Alan Boshwaen, CEO of IFSC, said significant progress has been made on the establishment of the derivative exchange with Bourse Africa having been granted a license by Non Bank Financial Institutions Regulatory Authority (NBFIRA).
“It is not that they are trying something new in Botswana, but they have been operating in other markets,” said an upbeat Boshwaen.
FTIL has been credited for being a top software leader in exchange and distribution technologies. It has presence in India, Dubai, Mauritius and Singapore to name a few.
“It is experienced in difficult countries and we are confident that it will navigate these telecommunication challenges,” Boshwaen told Sunday Standard.
Letsebe Sejoe, Senior Business Development Executive at IFSC added that the company that promotes Bourse Africa provides software systems, which is its core business.
Last year, FTIL clinched a deal to acquire 60 percent stake in Bourse Africa with the remainder to be held by held by financial institutions and strategic partners across Africa.
Early this year, an Indian consultant, Dr Shan Nair, was appointed by Bourse Africa to audit regulation in Botswana to pave way for the launch of the pan African commodities and derivative exchange.
Nair told Sunday Standard at the time that there are gaps in regulation and he had discussions with the Non Bank Financial Institutions Regulatory Authority (NBFIRA), IFSC and “we are to have discussions with the Bank of Botswana”.
He was expected to come up with regulatory framework that looks at factors like risk aspects and emulate the tougher regulation in India that managed to keep the country out of the global credit crunch.
Bourse Africa said the regulation will create a platform to trade in Africa and allow trade to happen between Africa and the international markets.
The planned Pan African commodities and derivatives exchange that has already opened an office in Gaborone will trade contracts for agricultural commodities, oil and metals across Africa with a hub and spoke model centered in Botswana.
The technology hub will be located in Botswana and link with other exchanges in the continent. Already, Bourse Africa has had talks with East African Green Council and COMESA that has written a letter of support.
Farmers across Africa will be taught about market information as first step, secondly, how to execute orders and risk management.
The initial investment in Botswana project will be US$ 100 million and it will have subsidiary markets in major commodities producing countries in Africa with intentions to expand to over 50 countries.
It is expected that the bourse will employ more than 75 professionals that will be split between Batswana and foreign professionals.
“We think it is a viable project,” said Boshwaen.

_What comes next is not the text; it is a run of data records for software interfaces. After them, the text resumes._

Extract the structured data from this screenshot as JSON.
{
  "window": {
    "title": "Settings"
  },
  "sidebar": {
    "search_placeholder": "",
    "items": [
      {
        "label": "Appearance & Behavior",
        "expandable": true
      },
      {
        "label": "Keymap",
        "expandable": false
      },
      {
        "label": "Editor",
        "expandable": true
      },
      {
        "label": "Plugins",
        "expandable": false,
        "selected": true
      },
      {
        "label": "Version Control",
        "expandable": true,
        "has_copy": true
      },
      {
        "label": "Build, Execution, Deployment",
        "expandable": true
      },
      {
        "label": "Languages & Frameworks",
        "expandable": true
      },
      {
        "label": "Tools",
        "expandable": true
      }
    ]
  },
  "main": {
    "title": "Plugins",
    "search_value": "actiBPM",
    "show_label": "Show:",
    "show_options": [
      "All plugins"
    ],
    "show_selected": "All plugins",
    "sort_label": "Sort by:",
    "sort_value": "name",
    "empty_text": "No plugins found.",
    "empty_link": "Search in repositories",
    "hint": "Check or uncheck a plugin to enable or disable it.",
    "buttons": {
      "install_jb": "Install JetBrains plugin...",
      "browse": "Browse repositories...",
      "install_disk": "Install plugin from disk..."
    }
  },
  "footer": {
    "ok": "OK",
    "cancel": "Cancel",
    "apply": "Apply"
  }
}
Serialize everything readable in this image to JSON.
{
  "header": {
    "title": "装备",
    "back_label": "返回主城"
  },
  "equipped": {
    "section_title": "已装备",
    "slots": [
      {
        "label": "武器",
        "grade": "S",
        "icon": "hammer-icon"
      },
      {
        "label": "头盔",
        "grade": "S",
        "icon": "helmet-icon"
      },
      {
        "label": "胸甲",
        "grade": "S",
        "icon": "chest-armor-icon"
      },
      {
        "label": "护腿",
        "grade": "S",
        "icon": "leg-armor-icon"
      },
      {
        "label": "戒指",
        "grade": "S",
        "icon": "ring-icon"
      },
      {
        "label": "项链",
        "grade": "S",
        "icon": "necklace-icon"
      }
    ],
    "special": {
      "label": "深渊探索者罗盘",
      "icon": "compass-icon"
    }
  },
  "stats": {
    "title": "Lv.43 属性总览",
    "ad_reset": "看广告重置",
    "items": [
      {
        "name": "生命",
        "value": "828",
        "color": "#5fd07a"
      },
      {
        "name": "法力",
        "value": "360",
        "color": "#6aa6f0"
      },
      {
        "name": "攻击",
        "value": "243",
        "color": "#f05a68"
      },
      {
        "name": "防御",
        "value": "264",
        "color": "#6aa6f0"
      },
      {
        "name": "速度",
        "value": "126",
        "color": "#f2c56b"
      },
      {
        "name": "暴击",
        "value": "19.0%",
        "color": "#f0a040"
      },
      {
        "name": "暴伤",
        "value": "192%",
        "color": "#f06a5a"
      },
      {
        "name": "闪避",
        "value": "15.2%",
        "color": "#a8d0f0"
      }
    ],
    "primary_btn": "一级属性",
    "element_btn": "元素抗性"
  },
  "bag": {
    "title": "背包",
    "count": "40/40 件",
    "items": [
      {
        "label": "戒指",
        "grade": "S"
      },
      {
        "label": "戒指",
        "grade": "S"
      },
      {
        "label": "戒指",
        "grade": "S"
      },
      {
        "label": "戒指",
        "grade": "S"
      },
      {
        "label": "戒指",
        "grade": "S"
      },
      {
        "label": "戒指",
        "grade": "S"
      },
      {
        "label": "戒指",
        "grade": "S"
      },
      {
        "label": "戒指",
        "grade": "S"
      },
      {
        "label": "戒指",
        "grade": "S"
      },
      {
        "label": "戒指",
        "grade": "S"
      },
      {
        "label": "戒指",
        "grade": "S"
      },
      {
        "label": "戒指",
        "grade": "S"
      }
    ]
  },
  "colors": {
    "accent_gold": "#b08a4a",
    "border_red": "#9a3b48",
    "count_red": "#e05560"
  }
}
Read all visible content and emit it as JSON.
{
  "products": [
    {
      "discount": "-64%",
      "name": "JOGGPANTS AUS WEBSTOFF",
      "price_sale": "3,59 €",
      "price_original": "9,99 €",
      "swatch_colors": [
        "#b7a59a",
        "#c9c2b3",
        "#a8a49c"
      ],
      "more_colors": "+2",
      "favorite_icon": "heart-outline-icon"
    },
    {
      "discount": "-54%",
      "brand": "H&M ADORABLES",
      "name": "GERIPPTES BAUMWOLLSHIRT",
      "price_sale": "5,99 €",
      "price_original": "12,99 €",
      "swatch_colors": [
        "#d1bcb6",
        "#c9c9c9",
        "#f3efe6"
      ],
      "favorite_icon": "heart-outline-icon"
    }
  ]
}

Financial Technologies of India is the principal promoter of Bourse Africa and it operates the Multi Commodities Exchanges of India (MCX India), Dubai Gold and Commodity Exchange (DGCX) and Global Board of Trade in Mauritius (GBOT).